= DATA =

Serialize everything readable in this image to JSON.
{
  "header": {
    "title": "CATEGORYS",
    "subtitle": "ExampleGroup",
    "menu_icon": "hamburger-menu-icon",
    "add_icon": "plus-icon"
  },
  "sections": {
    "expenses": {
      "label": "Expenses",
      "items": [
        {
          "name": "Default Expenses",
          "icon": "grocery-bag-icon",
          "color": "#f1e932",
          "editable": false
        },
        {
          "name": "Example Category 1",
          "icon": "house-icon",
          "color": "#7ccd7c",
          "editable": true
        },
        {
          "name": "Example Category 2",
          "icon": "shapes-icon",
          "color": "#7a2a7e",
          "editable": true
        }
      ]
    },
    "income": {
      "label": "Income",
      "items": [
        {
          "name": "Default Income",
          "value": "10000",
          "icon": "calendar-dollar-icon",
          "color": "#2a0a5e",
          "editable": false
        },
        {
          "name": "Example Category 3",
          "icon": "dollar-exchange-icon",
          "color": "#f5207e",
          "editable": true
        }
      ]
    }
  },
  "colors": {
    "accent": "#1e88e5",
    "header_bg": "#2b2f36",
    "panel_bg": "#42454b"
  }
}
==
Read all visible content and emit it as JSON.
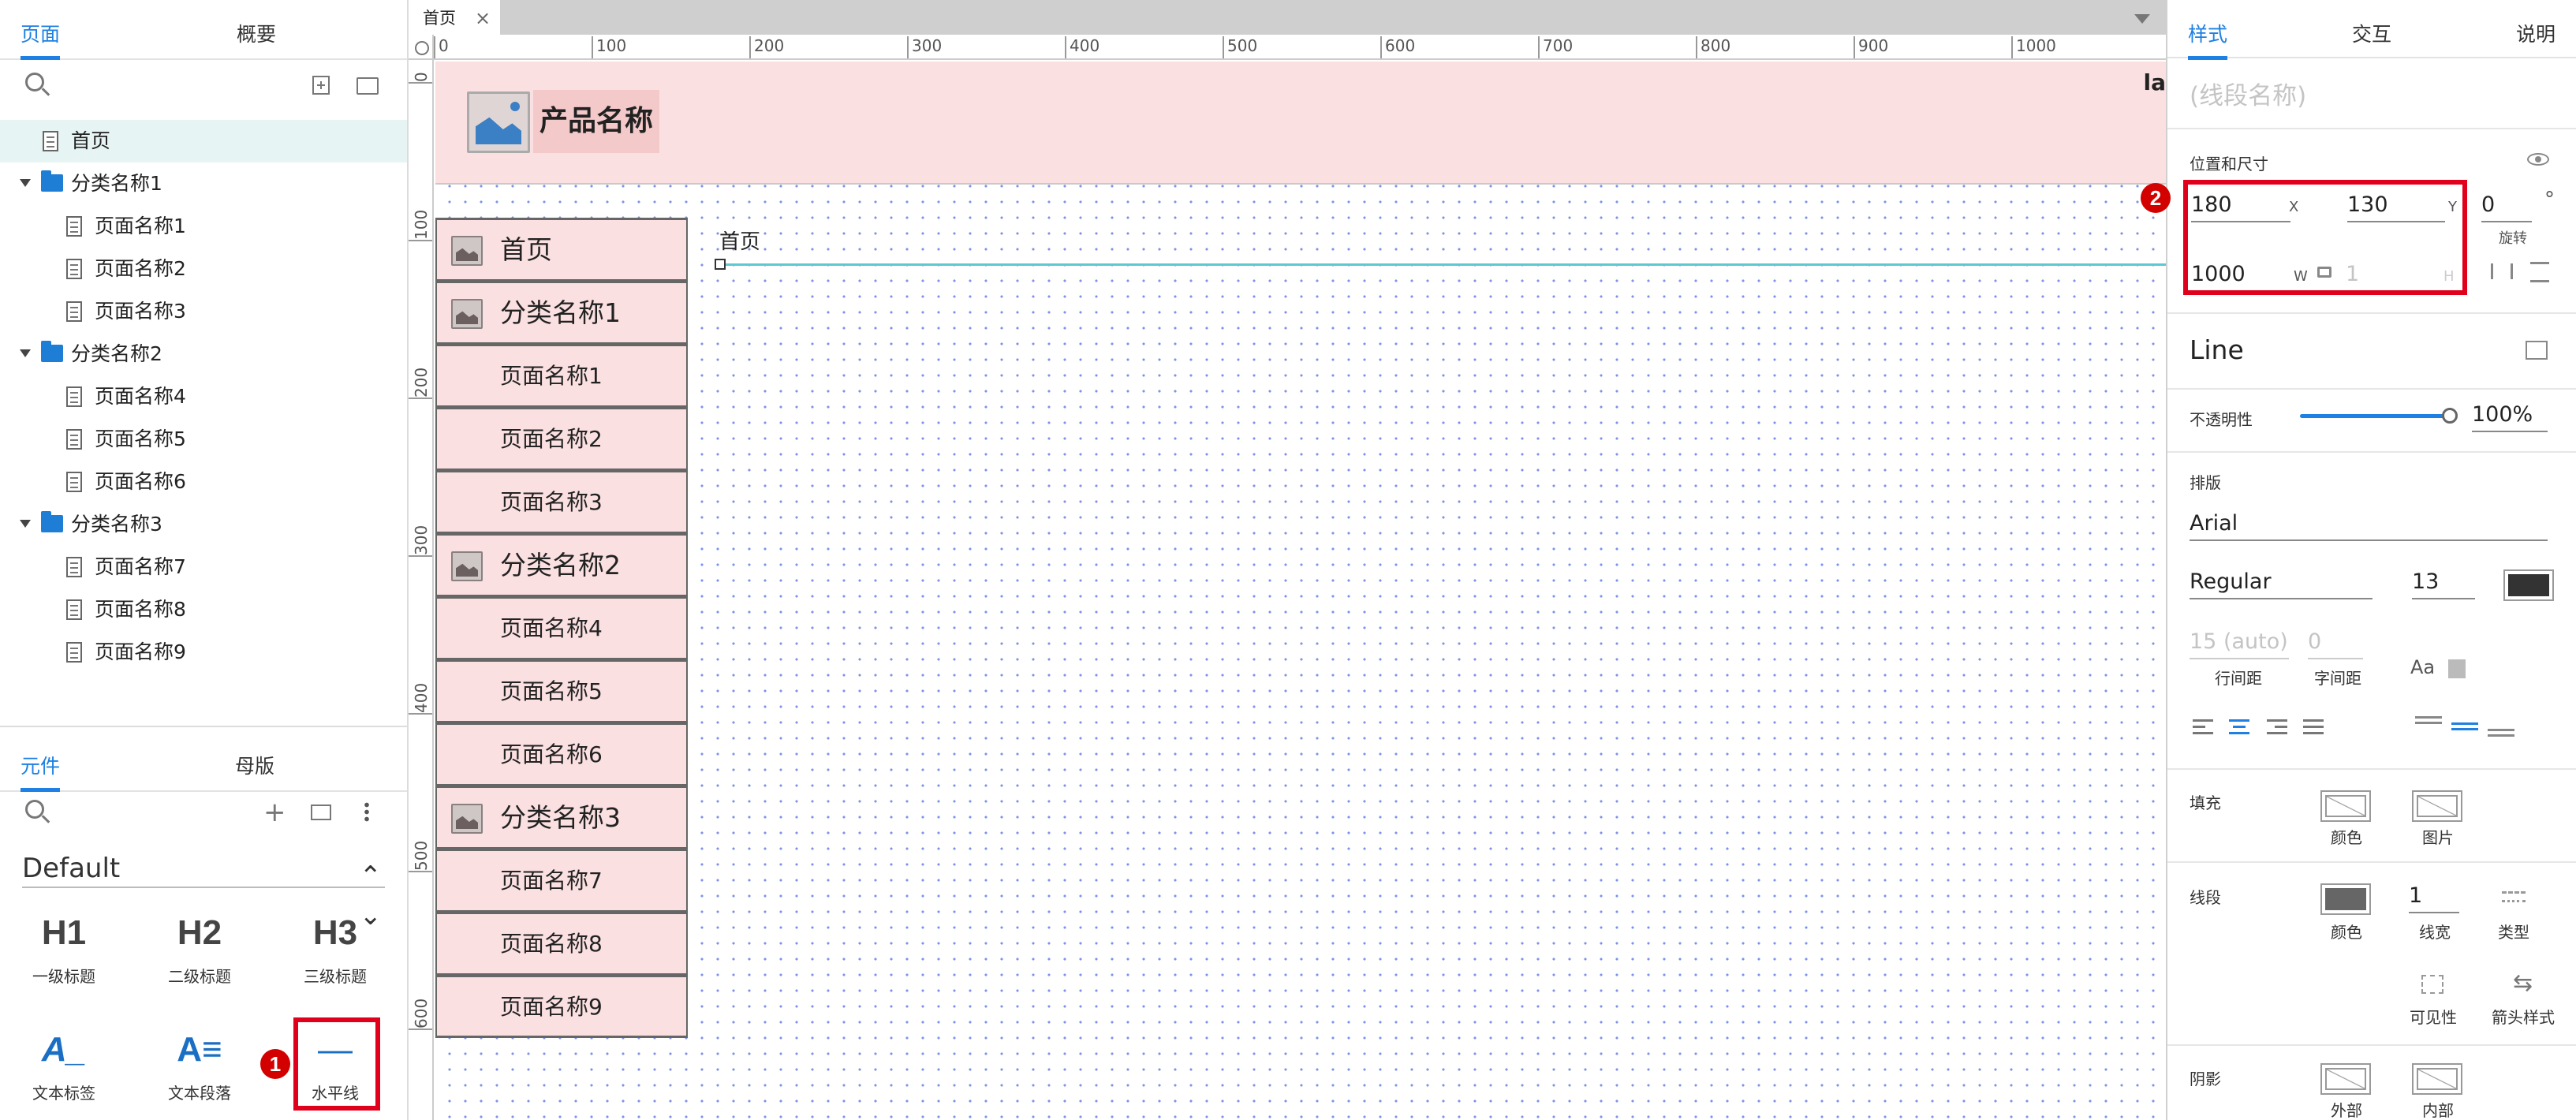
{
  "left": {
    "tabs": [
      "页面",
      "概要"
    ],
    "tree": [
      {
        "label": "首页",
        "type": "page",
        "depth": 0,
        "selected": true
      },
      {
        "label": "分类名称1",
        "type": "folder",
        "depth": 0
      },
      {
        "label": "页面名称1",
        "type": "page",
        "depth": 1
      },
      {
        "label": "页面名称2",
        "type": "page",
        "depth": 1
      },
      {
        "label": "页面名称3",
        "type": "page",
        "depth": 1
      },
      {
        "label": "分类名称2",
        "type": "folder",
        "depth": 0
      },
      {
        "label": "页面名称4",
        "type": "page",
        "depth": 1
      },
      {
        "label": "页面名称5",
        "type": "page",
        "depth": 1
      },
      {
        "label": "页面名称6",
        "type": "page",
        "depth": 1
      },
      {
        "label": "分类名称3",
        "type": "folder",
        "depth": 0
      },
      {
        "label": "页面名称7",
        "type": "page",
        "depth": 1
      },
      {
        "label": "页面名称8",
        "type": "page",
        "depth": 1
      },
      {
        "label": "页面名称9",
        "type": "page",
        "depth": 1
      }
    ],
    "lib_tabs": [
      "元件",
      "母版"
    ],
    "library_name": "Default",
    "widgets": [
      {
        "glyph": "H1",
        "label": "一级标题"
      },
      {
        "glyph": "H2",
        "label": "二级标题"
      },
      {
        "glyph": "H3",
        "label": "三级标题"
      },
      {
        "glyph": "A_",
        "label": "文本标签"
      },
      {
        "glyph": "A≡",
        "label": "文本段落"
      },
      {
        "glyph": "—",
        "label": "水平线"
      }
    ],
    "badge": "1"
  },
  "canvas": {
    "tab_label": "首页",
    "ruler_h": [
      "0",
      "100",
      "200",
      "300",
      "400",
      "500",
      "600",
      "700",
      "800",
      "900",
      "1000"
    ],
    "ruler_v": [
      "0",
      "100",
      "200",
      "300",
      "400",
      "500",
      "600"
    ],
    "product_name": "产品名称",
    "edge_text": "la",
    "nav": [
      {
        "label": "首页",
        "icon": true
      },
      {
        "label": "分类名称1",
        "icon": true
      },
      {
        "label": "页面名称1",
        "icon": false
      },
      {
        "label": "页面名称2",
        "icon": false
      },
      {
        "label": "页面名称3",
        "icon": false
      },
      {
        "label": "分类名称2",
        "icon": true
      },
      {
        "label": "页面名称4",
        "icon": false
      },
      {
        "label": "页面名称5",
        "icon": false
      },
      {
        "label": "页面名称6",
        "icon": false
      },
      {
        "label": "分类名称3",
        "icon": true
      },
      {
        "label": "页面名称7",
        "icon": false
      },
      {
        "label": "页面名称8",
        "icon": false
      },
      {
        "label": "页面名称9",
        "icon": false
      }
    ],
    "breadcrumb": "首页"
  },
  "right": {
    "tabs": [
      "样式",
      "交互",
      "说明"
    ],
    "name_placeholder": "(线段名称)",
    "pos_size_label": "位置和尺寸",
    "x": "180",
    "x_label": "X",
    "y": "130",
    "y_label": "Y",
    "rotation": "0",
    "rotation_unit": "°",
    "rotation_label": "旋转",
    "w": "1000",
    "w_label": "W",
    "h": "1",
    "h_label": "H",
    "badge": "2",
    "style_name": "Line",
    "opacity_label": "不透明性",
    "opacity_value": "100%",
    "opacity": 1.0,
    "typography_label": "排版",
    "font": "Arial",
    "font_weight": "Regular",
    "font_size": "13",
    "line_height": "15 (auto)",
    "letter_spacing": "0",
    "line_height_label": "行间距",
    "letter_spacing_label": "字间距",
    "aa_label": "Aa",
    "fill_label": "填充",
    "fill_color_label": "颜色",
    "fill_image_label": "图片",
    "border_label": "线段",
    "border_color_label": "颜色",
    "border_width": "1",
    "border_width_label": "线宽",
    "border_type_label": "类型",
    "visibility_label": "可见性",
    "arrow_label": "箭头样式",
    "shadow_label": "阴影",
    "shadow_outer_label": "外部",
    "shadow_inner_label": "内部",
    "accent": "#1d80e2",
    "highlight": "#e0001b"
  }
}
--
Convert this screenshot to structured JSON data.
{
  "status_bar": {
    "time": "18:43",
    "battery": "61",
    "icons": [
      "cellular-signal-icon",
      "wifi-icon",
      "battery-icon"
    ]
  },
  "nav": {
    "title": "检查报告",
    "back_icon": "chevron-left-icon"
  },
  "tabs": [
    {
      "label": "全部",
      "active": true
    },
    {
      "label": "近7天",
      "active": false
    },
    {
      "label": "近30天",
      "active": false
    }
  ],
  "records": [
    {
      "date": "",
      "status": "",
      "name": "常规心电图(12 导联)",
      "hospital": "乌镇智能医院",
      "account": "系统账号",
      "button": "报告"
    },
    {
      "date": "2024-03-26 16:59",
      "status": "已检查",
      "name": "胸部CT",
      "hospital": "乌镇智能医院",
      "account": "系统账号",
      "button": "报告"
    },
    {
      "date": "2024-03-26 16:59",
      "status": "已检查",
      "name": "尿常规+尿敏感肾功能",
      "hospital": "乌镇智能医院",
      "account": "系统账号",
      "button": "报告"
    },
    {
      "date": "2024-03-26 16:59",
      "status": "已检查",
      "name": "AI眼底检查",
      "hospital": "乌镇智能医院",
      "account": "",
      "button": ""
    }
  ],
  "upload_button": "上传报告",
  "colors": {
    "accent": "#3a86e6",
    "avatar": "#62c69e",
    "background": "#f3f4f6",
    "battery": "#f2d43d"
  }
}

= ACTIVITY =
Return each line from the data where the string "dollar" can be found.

= RESULT BELOW =
          "icon": "calendar-dollar-icon",
          "icon": "dollar-exchange-icon",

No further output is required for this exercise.